Video: Making the Most of Water for the Environment

Sep 8, 2020 at 2:15pm

PPIC, Lori Pottinger

Decades of water and land management practices have altered California’s rivers and substantially changed their flow patterns, with devastating effects on native fish and wildlife. Current river management practices have failed to reverse this decline. At a virtual event last week, Ted Grantham—the first PPIC CalTrout Ecosystem Fellow and a cooperative extension specialist at UC Berkeley—described a new approach to river management that would restore seasonal components of river flow to sustain physical and biological processes necessary for ecosystem health.

Restoring specific “functional flows” would better support fish migration and spawning, water quality, dry-season base flows, and physical conditions that support aquatic species. “By preserving these functions, we believe this is a more efficient and effective approach to environmental water management,” said Grantham, the lead author of a new PPIC report on the topic.

Another component of this approach is improving physical habitat to support the work of these flows. “This includes the river bank, channel, and floodplain that interact with flowing water to create and sustain habitat for aquatic species,” he said.

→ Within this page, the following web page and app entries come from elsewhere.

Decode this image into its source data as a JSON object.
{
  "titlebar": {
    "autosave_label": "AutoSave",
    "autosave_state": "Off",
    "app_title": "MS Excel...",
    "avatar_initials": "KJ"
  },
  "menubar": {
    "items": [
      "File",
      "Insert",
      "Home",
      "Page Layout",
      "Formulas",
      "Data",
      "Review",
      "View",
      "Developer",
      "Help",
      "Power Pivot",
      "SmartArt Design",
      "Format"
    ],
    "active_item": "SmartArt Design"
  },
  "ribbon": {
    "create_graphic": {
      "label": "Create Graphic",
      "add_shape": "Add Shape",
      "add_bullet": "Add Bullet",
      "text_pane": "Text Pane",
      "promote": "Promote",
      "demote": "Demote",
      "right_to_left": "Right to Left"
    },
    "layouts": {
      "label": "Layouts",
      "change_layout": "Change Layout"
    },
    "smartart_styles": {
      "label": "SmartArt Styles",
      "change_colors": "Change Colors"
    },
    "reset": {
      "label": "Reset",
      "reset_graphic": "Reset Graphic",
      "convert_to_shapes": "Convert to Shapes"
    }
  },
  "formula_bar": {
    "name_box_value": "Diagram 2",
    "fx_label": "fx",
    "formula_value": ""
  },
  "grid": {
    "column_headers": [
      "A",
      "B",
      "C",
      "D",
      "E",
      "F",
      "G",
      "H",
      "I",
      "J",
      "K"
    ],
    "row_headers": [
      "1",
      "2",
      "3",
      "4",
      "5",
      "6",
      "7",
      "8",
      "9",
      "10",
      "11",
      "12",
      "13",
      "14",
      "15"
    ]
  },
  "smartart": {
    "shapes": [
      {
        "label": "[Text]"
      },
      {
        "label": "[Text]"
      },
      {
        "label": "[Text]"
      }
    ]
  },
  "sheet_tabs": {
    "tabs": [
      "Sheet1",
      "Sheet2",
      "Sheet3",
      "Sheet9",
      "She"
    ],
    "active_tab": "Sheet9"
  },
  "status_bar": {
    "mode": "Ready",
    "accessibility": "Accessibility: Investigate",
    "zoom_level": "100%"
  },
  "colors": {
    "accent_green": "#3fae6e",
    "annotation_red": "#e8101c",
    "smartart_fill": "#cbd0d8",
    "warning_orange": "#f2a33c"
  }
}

A panel of experts, moderated by PPIC senior fellow and study coauthor Jeff Mount, discussed how to put this approach into practice.

Read the full article and get a link to the video.